At the restaurant in Ottawa where I ate the above dish, it appeared on the dim sum menu as 煎釀茄子 (jiān niàng qiézi). The final two characters mean eggplant while the second character (which contains the wine radical) generally means to ferment or brew, but, in this specific context, it indicates a stuffed vegetable. The character that is a little odd here is the first which means to pan-fry. However, this particular version was, I am fairly sure, actually deep-fried.
The eggplant in question is one of the slender Asian varieties that has been cut into sections on the bias and then slit open to make a pocket for a stuffing of minced shrimp. After frying, the pieces were served in a sweetish, soy based sauce that went really well. The eggplant was nicely tender and I generally enjoyed this but the restaurant was too skimpy with the filling. Eggplant dominated shrimp to an unfortunate degree. When I reproduce this dish (probably using zucchini instead of eggplant), I will be considerably more generous…
I am not sure of the pairing of shrimp with grilled eggplant and grilled zucchini has ever actually occurred in an actual Thai recipe, but the spice paste I have put together for this dish is very Thai in spirit. I have a very dense (over 600 page) cookery book simply entitled ‘Thai Food’ written by David Thompson (no relation as far as I know), and it contains hundreds of recipes, almost all of which feature a unique spice blend based on the Thai palate. I find endless inspiration for culinary adventures in these pages and I love mixing and matching various ingredients in different quantities for my own creations. I never know exactly how a given concoction will turn out, but I am happy to report that the blend I arrived at for today’s post is a definite winner and well worth using again… Continue reading “Thai Shrimp Curry”
Some time ago, I took a look at Lee Kum Kee’s Spicy Bean Sauce and then featured it in a Ma Po Style Eggplant dish (which gave effect to the intended use of the jarred condiment). As I mentioned in the latter post, I was not impressed with the Lee Kum Kee product as a proper ‘Ma Po’ style sauce but I still found it pretty decent and, here, I have paired it once again with eggplant. This time, however, I am using the slender Japanese variety rather than the fatter European ones, and I have replaced the ground pork with strips of beef… Continue reading “Bean Paste Beef and Eggplant”
This particular dish is Asian in spirit but doesn’t belong to any specific cuisine. It calls for the long, slender types of eggplant common to Japanese, or south-east Asian kitchens rather than the fatter, deep purple eggplants more familiar in the west. It could easily be served as a side dish as part of a more complex meal, or eaten alone as a snack or even a simple breakfast… Continue reading “Eggs with Eggplant and Basil”
We frequently get long thin Asian eggplants as well as the fatter European variety here in our local stores. Unfortunately, the former always seem to be of poor quality after having made the long flight north. When I espied some nice ones this morning, I decided I would stir-fry them with beef… Continue reading “Beef with Eggplant and Onion”

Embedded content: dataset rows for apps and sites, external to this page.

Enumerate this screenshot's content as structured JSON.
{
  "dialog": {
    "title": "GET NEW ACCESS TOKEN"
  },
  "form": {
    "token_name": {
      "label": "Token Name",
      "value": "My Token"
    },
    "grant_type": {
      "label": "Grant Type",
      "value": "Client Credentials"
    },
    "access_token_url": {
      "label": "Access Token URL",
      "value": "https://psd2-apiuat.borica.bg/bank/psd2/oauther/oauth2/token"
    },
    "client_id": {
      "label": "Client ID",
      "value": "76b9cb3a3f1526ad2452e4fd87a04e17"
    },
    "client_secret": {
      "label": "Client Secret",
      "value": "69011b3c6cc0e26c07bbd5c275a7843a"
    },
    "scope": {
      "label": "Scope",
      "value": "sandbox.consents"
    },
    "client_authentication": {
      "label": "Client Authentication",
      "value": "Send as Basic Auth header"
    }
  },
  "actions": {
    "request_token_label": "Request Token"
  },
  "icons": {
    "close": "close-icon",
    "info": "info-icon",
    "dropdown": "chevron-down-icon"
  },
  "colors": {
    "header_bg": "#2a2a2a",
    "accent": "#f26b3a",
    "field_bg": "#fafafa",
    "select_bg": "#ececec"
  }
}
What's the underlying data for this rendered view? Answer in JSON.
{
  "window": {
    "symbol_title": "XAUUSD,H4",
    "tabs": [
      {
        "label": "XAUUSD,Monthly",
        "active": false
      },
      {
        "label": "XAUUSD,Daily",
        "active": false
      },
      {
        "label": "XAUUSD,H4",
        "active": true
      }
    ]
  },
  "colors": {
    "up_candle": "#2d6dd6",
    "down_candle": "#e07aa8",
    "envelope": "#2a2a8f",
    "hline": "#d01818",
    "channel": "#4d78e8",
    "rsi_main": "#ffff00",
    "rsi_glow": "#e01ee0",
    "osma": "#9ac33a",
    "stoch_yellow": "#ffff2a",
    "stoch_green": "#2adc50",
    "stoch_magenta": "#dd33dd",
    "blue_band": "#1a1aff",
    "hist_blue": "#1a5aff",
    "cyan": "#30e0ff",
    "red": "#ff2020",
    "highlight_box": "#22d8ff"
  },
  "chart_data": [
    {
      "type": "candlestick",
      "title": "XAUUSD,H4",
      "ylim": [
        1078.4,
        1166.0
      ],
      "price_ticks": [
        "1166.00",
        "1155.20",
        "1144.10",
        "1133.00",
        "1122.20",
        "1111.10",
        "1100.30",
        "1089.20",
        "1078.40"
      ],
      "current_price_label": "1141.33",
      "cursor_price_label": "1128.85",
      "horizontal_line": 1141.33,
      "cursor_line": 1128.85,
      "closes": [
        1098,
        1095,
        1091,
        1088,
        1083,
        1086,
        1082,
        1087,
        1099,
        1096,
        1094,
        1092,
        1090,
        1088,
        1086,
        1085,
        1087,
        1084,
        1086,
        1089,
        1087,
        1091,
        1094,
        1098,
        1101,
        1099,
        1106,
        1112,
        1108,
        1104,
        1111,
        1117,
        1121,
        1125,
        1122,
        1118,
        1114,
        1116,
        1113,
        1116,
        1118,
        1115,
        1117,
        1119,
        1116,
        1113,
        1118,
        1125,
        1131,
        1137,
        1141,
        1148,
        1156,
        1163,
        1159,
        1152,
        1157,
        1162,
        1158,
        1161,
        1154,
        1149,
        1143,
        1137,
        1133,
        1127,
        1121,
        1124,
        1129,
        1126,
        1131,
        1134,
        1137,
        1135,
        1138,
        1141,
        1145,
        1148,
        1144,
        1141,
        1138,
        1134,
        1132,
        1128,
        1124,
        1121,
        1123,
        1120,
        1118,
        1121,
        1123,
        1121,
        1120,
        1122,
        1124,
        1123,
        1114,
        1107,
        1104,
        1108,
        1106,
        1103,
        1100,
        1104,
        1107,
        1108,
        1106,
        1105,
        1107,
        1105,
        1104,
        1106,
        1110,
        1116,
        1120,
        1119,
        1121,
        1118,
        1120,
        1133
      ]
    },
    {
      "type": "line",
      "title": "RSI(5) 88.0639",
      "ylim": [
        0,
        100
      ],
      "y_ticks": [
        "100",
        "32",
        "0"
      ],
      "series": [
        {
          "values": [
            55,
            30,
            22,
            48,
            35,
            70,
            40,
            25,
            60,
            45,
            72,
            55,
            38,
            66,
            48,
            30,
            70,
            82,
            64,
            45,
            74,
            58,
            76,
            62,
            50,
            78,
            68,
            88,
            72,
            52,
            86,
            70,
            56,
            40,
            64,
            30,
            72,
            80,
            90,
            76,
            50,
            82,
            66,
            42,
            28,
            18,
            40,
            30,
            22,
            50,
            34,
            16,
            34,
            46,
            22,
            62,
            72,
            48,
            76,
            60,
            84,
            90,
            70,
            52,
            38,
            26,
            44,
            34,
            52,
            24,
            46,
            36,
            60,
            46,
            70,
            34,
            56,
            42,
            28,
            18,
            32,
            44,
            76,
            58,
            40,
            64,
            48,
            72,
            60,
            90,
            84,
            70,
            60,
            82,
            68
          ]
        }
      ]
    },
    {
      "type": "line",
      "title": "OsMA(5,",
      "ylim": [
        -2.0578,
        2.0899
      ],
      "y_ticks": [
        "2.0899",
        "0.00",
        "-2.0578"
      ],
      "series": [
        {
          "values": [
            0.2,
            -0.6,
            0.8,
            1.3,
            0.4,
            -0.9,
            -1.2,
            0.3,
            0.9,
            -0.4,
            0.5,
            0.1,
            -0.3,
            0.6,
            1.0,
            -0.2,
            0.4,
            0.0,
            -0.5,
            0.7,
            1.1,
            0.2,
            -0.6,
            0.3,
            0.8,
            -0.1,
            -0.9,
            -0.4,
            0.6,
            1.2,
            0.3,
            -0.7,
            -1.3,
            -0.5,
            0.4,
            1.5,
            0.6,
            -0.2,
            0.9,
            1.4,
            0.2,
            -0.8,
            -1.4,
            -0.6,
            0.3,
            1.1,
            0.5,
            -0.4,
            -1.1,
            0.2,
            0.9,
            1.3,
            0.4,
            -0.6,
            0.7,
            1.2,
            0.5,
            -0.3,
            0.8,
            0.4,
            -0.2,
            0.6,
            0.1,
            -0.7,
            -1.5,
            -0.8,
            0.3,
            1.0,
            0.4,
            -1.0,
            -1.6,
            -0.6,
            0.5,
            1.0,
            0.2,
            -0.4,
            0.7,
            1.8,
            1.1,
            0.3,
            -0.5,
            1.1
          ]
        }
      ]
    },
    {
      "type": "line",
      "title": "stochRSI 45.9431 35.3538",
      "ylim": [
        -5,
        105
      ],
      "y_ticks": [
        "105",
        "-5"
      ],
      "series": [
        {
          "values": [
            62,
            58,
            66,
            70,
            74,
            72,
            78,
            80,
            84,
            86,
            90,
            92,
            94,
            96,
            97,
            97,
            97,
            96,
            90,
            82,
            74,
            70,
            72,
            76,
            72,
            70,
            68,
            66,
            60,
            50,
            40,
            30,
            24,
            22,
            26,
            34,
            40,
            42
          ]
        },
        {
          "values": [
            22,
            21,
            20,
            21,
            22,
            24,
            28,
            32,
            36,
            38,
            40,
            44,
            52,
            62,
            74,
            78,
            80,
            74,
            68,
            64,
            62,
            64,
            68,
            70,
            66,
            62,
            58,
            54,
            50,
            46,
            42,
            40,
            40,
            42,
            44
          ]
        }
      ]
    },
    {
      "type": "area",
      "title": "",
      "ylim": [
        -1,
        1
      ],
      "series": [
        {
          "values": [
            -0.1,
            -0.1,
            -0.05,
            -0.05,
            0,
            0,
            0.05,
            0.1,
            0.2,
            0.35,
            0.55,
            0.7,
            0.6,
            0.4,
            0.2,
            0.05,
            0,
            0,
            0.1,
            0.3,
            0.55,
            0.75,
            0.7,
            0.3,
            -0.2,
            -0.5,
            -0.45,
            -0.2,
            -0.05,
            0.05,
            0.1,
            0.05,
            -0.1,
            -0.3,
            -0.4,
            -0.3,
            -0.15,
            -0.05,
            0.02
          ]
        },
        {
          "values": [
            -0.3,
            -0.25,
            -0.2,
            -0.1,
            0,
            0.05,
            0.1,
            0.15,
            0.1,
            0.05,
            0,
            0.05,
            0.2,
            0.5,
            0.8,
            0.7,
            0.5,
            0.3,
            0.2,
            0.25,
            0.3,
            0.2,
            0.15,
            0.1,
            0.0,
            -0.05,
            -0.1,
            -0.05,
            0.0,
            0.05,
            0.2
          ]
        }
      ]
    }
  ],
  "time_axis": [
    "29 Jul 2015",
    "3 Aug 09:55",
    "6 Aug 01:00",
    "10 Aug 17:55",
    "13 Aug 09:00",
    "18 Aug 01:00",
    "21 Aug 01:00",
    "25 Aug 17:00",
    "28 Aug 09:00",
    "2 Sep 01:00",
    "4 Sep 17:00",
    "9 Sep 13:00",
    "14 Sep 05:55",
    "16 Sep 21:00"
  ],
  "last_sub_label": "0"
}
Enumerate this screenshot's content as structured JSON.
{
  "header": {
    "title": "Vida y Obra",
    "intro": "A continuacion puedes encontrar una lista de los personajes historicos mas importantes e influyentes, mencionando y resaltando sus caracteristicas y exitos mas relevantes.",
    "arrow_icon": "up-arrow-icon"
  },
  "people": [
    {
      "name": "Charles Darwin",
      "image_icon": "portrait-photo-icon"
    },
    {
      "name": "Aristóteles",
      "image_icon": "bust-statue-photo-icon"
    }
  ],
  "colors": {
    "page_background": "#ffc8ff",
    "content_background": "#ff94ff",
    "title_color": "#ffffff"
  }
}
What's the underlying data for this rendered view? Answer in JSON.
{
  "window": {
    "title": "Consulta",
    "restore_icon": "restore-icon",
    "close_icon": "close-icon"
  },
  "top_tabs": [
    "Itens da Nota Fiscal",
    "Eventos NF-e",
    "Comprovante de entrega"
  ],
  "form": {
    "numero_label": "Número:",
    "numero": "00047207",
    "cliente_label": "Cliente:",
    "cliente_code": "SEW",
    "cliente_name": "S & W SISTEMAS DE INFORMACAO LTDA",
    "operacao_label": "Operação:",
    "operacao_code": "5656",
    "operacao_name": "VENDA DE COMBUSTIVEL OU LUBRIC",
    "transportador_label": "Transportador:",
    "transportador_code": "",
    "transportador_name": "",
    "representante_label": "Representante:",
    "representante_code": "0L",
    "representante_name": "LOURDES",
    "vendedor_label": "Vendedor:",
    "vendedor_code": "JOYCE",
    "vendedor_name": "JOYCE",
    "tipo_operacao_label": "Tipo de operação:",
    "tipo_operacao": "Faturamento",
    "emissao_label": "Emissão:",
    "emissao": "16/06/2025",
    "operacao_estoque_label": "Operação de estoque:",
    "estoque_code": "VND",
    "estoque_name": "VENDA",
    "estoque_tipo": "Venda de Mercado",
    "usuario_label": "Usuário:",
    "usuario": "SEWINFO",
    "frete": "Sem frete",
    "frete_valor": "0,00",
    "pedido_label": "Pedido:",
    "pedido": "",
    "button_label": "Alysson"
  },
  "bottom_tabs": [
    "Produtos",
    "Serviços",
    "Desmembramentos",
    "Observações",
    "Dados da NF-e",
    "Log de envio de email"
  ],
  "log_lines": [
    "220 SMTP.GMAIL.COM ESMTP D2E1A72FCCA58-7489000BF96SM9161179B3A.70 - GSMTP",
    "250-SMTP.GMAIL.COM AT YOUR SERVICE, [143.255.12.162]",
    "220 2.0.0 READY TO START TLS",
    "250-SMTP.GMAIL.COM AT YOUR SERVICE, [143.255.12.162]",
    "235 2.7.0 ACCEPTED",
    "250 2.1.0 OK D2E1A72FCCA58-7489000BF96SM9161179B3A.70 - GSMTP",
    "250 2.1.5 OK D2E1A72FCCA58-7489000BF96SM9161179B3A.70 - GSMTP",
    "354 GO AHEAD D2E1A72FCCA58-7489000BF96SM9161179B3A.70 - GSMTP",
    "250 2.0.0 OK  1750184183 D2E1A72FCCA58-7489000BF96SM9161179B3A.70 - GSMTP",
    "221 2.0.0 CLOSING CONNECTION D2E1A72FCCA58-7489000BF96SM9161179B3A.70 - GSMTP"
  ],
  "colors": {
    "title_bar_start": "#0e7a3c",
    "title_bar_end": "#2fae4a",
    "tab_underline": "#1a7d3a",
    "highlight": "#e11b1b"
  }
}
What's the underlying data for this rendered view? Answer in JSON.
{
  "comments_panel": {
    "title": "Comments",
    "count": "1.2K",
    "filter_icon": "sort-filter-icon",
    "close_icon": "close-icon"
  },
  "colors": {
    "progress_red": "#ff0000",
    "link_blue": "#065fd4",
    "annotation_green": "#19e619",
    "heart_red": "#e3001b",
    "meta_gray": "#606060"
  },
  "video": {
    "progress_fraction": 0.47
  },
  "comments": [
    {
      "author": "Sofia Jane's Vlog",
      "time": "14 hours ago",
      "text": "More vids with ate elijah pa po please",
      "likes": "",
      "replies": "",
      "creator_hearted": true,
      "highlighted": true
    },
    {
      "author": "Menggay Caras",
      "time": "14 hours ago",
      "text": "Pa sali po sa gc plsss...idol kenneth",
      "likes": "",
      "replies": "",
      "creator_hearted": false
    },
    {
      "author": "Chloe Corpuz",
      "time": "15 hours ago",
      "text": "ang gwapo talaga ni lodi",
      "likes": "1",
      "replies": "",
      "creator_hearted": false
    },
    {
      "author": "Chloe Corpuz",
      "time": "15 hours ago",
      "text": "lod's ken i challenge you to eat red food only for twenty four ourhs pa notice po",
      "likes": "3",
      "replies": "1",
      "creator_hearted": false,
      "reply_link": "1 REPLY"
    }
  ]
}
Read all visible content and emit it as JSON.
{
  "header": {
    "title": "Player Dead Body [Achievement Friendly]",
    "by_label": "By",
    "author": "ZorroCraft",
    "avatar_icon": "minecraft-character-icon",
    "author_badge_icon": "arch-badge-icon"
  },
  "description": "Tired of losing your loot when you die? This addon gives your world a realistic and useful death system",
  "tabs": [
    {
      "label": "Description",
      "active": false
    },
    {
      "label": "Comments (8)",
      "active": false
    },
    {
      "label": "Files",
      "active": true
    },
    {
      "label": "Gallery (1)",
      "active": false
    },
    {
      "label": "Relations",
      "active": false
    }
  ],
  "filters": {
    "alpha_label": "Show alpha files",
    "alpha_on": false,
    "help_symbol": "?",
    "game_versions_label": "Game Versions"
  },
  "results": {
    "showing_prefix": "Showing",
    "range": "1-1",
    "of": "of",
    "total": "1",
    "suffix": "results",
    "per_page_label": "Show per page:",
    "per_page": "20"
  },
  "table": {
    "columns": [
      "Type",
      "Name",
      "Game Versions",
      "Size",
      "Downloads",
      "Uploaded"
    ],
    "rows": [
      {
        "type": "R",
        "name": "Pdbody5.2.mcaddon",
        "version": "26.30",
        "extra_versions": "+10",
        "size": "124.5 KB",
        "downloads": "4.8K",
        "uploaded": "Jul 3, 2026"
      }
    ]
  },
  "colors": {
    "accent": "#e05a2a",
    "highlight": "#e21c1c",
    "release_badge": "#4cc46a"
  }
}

Last year, I posted a dish I called Fish-fragrant Pork Belly with Pineapple, and I briefly mentioned the origin of the name. There is a group of dishes in Chinese cuisine (chiefly that of Sichuan and, to a lesser extent, Hunan), which are referred to using the Chinese characters ‘魚香’ (pronounced ‘yu xiang’). The first means ‘fish’ while the second can be translated as ‘fragrance’ or ‘aroma’. A ‘fish fragrant’ dish is characterized by a technique wherein garlic, ginger and scallion are first sautéed in oil and then the main ingredients are added along with a sauce composed of Chili-bean paste enlivened with sugar and vinegar.
The name, as we shall see below, actually has little to do with fish. Occasionally, once comes across a very unfortunate Chinese to English translation in which the characters are rendered as ‘fish-odor’ or ‘fish-smelling’ but very often, in the west, a dish will be described as being served in ‘garlic sauce’ or ‘spicy garlic sauce’. If you see these on a menu, look for the ‘Yu Xiang’ characters and you will know that you are dealing with a ‘fish fragrant’ dish. Two of the most common main ingredients are shredded pork and eggplant but it is also possible to come across a fish-fragrant fish dish as well. For today, I am doing an eggplant version but, since I only had a very small eggplant to work with, I am supplementing it with zucchini, which should do very nicely too… Continue reading “Yu Xiang (Fish-fragrant) Eggplant and Zucchini”
I put together the above-pictured dish to try out the Lee Kum Kee Spicy Bean Sauce I featured in ‘Foodstuffs’ post a while ago. At that time, I wrote that this particular product is intended as a sauce for the classic Chinese dish Ma Po Tofu (which I describe more fully in that article), but since I really don’t have a great liking for tofu I decided to substitute eggplant instead… Continue reading “Ma Po Style Eggplant (麻婆茄子)”